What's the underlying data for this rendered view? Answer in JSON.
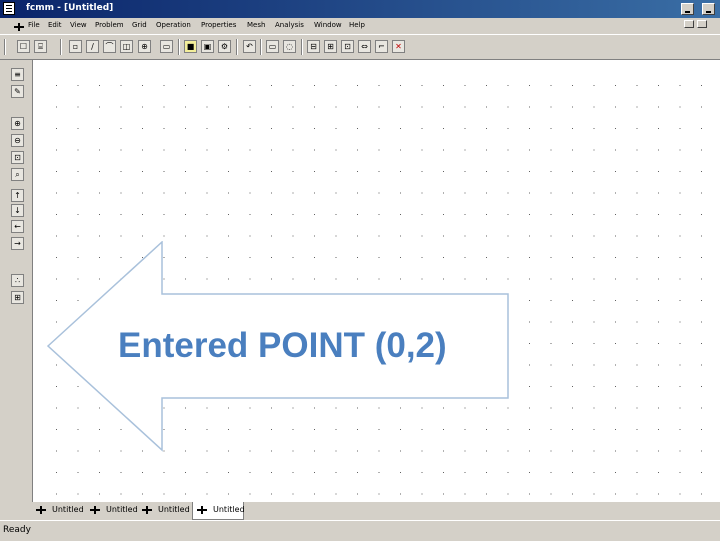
{
  "window": {
    "title": "fcmm - [Untitled]"
  },
  "menu": {
    "items": [
      "File",
      "Edit",
      "View",
      "Problem",
      "Grid",
      "Operation",
      "Properties",
      "Mesh",
      "Analysis",
      "Window",
      "Help"
    ]
  },
  "toolbar": {
    "buttons": [
      {
        "name": "new-file-icon",
        "glyph": "☐"
      },
      {
        "name": "open-file-icon",
        "glyph": "⌸"
      },
      {
        "name": "point-mode-icon",
        "glyph": "▫"
      },
      {
        "name": "segment-mode-icon",
        "glyph": "∕"
      },
      {
        "name": "arc-mode-icon",
        "glyph": "⌒"
      },
      {
        "name": "block-label-icon",
        "glyph": "◫"
      },
      {
        "name": "group-mode-icon",
        "glyph": "⊕"
      },
      {
        "name": "rectangle-icon",
        "glyph": "▭"
      },
      {
        "name": "material-icon",
        "glyph": "■"
      },
      {
        "name": "boundary-icon",
        "glyph": "▣"
      },
      {
        "name": "circuit-icon",
        "glyph": "⚙"
      },
      {
        "name": "undo-icon",
        "glyph": "↶"
      },
      {
        "name": "box-select-icon",
        "glyph": "▭"
      },
      {
        "name": "circle-select-icon",
        "glyph": "◌"
      },
      {
        "name": "move-icon",
        "glyph": "⊟"
      },
      {
        "name": "copy-icon",
        "glyph": "⊞"
      },
      {
        "name": "scale-icon",
        "glyph": "⊡"
      },
      {
        "name": "mirror-icon",
        "glyph": "⇔"
      },
      {
        "name": "fillet-icon",
        "glyph": "⌐"
      },
      {
        "name": "delete-icon",
        "glyph": "✕"
      }
    ]
  },
  "side_toolbar": {
    "buttons": [
      {
        "name": "properties-icon",
        "glyph": "≡"
      },
      {
        "name": "edit-icon",
        "glyph": "✎"
      },
      {
        "name": "zoom-in-icon",
        "glyph": "⊕"
      },
      {
        "name": "zoom-out-icon",
        "glyph": "⊖"
      },
      {
        "name": "zoom-natural-icon",
        "glyph": "⊡"
      },
      {
        "name": "zoom-window-icon",
        "glyph": "⌕"
      },
      {
        "name": "pan-up-icon",
        "glyph": "↑"
      },
      {
        "name": "pan-down-icon",
        "glyph": "↓"
      },
      {
        "name": "pan-left-icon",
        "glyph": "←"
      },
      {
        "name": "pan-right-icon",
        "glyph": "→"
      },
      {
        "name": "snap-grid-icon",
        "glyph": "∴"
      },
      {
        "name": "show-grid-icon",
        "glyph": "⊞"
      }
    ]
  },
  "annotation": {
    "text": "Entered POINT (0,2)"
  },
  "tabs": [
    "Untitled",
    "Untitled",
    "Untitled",
    "Untitled"
  ],
  "status": {
    "text": "Ready"
  },
  "colors": {
    "accent_text": "#4a7fbf",
    "title_bar": "#0a246a"
  }
}
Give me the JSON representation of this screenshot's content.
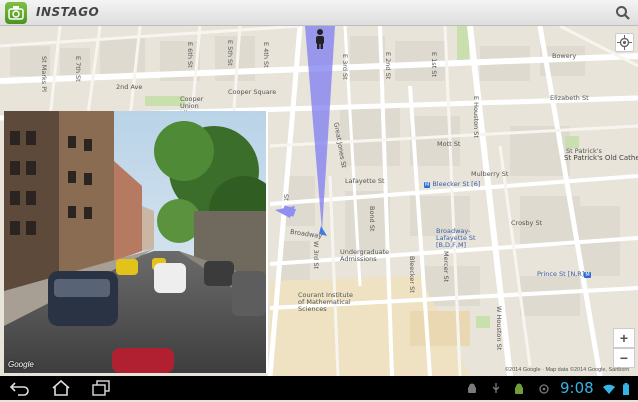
{
  "app": {
    "title": "INSTAGO"
  },
  "colors": {
    "accent": "#35b5e5",
    "road": "#ffffff",
    "park": "#c9dfae",
    "campus": "#efe2c3",
    "streetview_cone": "#7d7df2"
  },
  "icons": {
    "app": "app-logo-icon",
    "search": "search-icon",
    "locate": "my-location-icon",
    "pegman": "pegman-icon",
    "direction": "direction-arrow-icon",
    "back": "back-icon",
    "home": "home-icon",
    "recents": "recent-apps-icon",
    "android": "android-icon",
    "usb": "usb-icon",
    "wifi": "wifi-icon",
    "battery": "battery-icon"
  },
  "map": {
    "labels": {
      "st_marks": "St Marks Pl",
      "e7th": "E 7th St",
      "e6th": "E 6th St",
      "e5th": "E 5th St",
      "e4th": "E 4th St",
      "e3rd": "E 3rd St",
      "e2nd": "E 2nd St",
      "e1st": "E 1st St",
      "second_ave": "2nd Ave",
      "cooper_sq": "Cooper Square",
      "cooper_union": "Cooper Union Library",
      "great_jones": "Great Jones St",
      "bowery": "Bowery",
      "elizabeth": "Elizabeth St",
      "mott": "Mott St",
      "mulberry": "Mulberry St",
      "lafayette": "Lafayette St",
      "bleecker_station": "Bleecker St [6]",
      "st_patricks": "St Patrick's Old Cathedral",
      "st_patricks_short": "St Patrick's",
      "broadway_lafayette": "Broadway-Lafayette St [B,D,F,M]",
      "crosby": "Crosby St",
      "prince_station": "Prince St [N,R]",
      "broadway": "Broadway",
      "w3rd": "W 3rd St",
      "bond": "Bond St",
      "bleecker": "Bleecker St",
      "mercer": "Mercer St",
      "e_houston": "E Houston St",
      "w_houston": "W Houston St",
      "undergrad": "Undergraduate Admissions",
      "courant": "Courant Institute of Mathematical Sciences",
      "st_short": "St"
    },
    "controls": {
      "zoom_in": "+",
      "zoom_out": "−"
    },
    "attribution": "©2014 Google · Map data ©2014 Google, Sanborn"
  },
  "street_view": {
    "watermark": "Google"
  },
  "navbar": {
    "clock": "9:08"
  }
}
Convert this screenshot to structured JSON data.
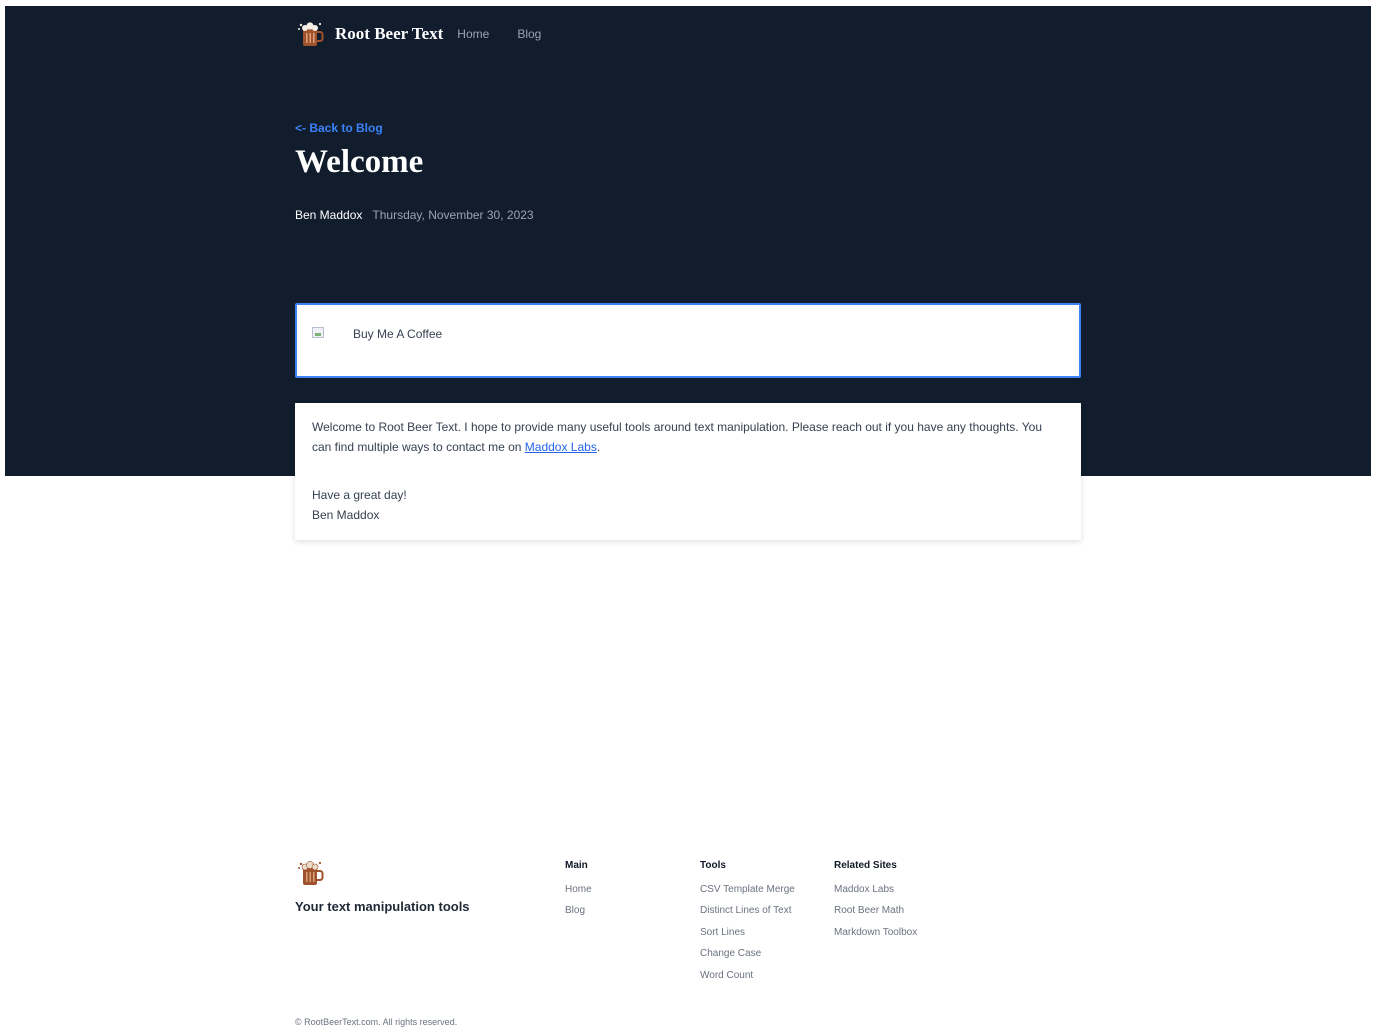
{
  "nav": {
    "brand": "Root Beer Text",
    "links": [
      "Home",
      "Blog"
    ]
  },
  "post": {
    "back_link": "<- Back to Blog",
    "title": "Welcome",
    "author": "Ben Maddox",
    "date": "Thursday, November 30, 2023"
  },
  "coffee": {
    "alt_text": "Buy Me A Coffee"
  },
  "article": {
    "intro": "Welcome to Root Beer Text. I hope to provide many useful tools around text manipulation. Please reach out if you have any thoughts. You can find multiple ways to contact me on ",
    "link_text": "Maddox Labs",
    "intro_end": ".",
    "closing": "Have a great day!",
    "signature": "Ben Maddox"
  },
  "footer": {
    "tagline": "Your text manipulation tools",
    "columns": [
      {
        "title": "Main",
        "links": [
          "Home",
          "Blog"
        ]
      },
      {
        "title": "Tools",
        "links": [
          "CSV Template Merge",
          "Distinct Lines of Text",
          "Sort Lines",
          "Change Case",
          "Word Count"
        ]
      },
      {
        "title": "Related Sites",
        "links": [
          "Maddox Labs",
          "Root Beer Math",
          "Markdown Toolbox"
        ]
      }
    ],
    "copyright": "© RootBeerText.com. All rights reserved."
  },
  "icons": {
    "logo": "root-beer-mug-icon",
    "broken_image": "broken-image-icon"
  },
  "colors": {
    "hero_bg": "#111c2d",
    "accent": "#3b82f6",
    "mug": "#a0522d",
    "foam": "#f5f0e6"
  }
}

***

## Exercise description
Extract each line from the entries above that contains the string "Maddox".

## Worked solution
    "author": "Ben Maddox",
    "link_text": "Maddox Labs",
    "signature": "Ben Maddox"
          "Maddox Labs",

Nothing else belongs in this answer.